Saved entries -
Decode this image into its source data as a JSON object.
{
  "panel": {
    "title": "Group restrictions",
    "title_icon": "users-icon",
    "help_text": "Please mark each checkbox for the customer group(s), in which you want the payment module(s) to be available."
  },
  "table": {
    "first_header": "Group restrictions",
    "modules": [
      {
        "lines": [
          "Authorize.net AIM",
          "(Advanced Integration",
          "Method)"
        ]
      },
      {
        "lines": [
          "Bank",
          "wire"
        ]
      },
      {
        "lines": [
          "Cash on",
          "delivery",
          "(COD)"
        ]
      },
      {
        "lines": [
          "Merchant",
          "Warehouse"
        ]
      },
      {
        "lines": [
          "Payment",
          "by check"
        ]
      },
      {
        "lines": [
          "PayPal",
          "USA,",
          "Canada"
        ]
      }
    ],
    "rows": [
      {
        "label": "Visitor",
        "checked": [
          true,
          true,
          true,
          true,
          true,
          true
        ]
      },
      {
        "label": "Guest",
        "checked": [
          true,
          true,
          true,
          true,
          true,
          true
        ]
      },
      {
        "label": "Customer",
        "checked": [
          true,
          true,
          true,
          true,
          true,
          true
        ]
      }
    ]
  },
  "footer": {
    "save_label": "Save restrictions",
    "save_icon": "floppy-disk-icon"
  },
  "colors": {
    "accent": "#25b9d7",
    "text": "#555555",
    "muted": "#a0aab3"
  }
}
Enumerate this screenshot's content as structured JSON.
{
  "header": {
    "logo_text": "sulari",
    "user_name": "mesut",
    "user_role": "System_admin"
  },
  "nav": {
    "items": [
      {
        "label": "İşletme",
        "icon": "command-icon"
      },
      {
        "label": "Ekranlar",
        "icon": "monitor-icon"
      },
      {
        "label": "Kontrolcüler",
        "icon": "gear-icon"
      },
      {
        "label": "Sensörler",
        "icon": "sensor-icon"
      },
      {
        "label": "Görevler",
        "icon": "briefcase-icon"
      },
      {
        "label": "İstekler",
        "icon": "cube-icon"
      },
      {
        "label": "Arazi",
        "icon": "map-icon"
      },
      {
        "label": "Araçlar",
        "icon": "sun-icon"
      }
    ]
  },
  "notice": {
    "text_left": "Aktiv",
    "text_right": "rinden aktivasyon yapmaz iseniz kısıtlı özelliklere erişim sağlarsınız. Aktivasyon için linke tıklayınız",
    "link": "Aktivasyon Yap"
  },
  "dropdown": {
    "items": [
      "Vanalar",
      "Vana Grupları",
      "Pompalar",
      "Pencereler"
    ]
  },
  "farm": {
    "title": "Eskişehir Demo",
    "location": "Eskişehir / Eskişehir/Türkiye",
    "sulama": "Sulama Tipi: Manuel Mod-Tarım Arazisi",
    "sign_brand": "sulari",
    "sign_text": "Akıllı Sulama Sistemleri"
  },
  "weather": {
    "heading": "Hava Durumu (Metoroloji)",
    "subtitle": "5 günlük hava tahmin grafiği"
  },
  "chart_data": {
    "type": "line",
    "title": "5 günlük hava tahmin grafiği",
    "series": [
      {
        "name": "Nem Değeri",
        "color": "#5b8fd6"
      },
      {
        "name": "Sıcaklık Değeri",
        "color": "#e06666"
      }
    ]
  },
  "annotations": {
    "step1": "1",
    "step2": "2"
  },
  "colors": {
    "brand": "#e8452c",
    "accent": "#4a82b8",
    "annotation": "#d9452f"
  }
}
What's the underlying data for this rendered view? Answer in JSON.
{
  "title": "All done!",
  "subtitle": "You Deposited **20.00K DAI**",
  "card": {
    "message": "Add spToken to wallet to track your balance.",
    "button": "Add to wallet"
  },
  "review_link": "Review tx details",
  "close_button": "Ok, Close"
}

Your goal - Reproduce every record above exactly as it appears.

Solved problem -
Decode this image into its source data as a JSON object.
{
  "panel": {
    "title": "Group restrictions",
    "title_icon": "users-icon",
    "help_text": "Please mark each checkbox for the customer group(s), in which you want the payment module(s) to be available."
  },
  "table": {
    "first_header": "Group restrictions",
    "modules": [
      {
        "lines": [
          "Authorize.net AIM",
          "(Advanced Integration",
          "Method)"
        ]
      },
      {
        "lines": [
          "Bank",
          "wire"
        ]
      },
      {
        "lines": [
          "Cash on",
          "delivery",
          "(COD)"
        ]
      },
      {
        "lines": [
          "Merchant",
          "Warehouse"
        ]
      },
      {
        "lines": [
          "Payment",
          "by check"
        ]
      },
      {
        "lines": [
          "PayPal",
          "USA,",
          "Canada"
        ]
      }
    ],
    "rows": [
      {
        "label": "Visitor",
        "checked": [
          true,
          true,
          true,
          true,
          true,
          true
        ]
      },
      {
        "label": "Guest",
        "checked": [
          true,
          true,
          true,
          true,
          true,
          true
        ]
      },
      {
        "label": "Customer",
        "checked": [
          true,
          true,
          true,
          true,
          true,
          true
        ]
      }
    ]
  },
  "footer": {
    "save_label": "Save restrictions",
    "save_icon": "floppy-disk-icon"
  },
  "colors": {
    "accent": "#25b9d7",
    "text": "#555555",
    "muted": "#a0aab3"
  }
}
Enumerate this screenshot's content as structured JSON.
{
  "header": {
    "logo_text": "sulari",
    "user_name": "mesut",
    "user_role": "System_admin"
  },
  "nav": {
    "items": [
      {
        "label": "İşletme",
        "icon": "command-icon"
      },
      {
        "label": "Ekranlar",
        "icon": "monitor-icon"
      },
      {
        "label": "Kontrolcüler",
        "icon": "gear-icon"
      },
      {
        "label": "Sensörler",
        "icon": "sensor-icon"
      },
      {
        "label": "Görevler",
        "icon": "briefcase-icon"
      },
      {
        "label": "İstekler",
        "icon": "cube-icon"
      },
      {
        "label": "Arazi",
        "icon": "map-icon"
      },
      {
        "label": "Araçlar",
        "icon": "sun-icon"
      }
    ]
  },
  "notice": {
    "text_left": "Aktiv",
    "text_right": "rinden aktivasyon yapmaz iseniz kısıtlı özelliklere erişim sağlarsınız. Aktivasyon için linke tıklayınız",
    "link": "Aktivasyon Yap"
  },
  "dropdown": {
    "items": [
      "Vanalar",
      "Vana Grupları",
      "Pompalar",
      "Pencereler"
    ]
  },
  "farm": {
    "title": "Eskişehir Demo",
    "location": "Eskişehir / Eskişehir/Türkiye",
    "sulama": "Sulama Tipi: Manuel Mod-Tarım Arazisi",
    "sign_brand": "sulari",
    "sign_text": "Akıllı Sulama Sistemleri"
  },
  "weather": {
    "heading": "Hava Durumu (Metoroloji)",
    "subtitle": "5 günlük hava tahmin grafiği"
  },
  "chart_data": {
    "type": "line",
    "title": "5 günlük hava tahmin grafiği",
    "series": [
      {
        "name": "Nem Değeri",
        "color": "#5b8fd6"
      },
      {
        "name": "Sıcaklık Değeri",
        "color": "#e06666"
      }
    ]
  },
  "annotations": {
    "step1": "1",
    "step2": "2"
  },
  "colors": {
    "brand": "#e8452c",
    "accent": "#4a82b8",
    "annotation": "#d9452f"
  }
}
What's the underlying data for this rendered view? Answer in JSON.
{
  "title": "All done!",
  "subtitle": "You Deposited **20.00K DAI**",
  "card": {
    "message": "Add spToken to wallet to track your balance.",
    "button": "Add to wallet"
  },
  "review_link": "Review tx details",
  "close_button": "Ok, Close"
}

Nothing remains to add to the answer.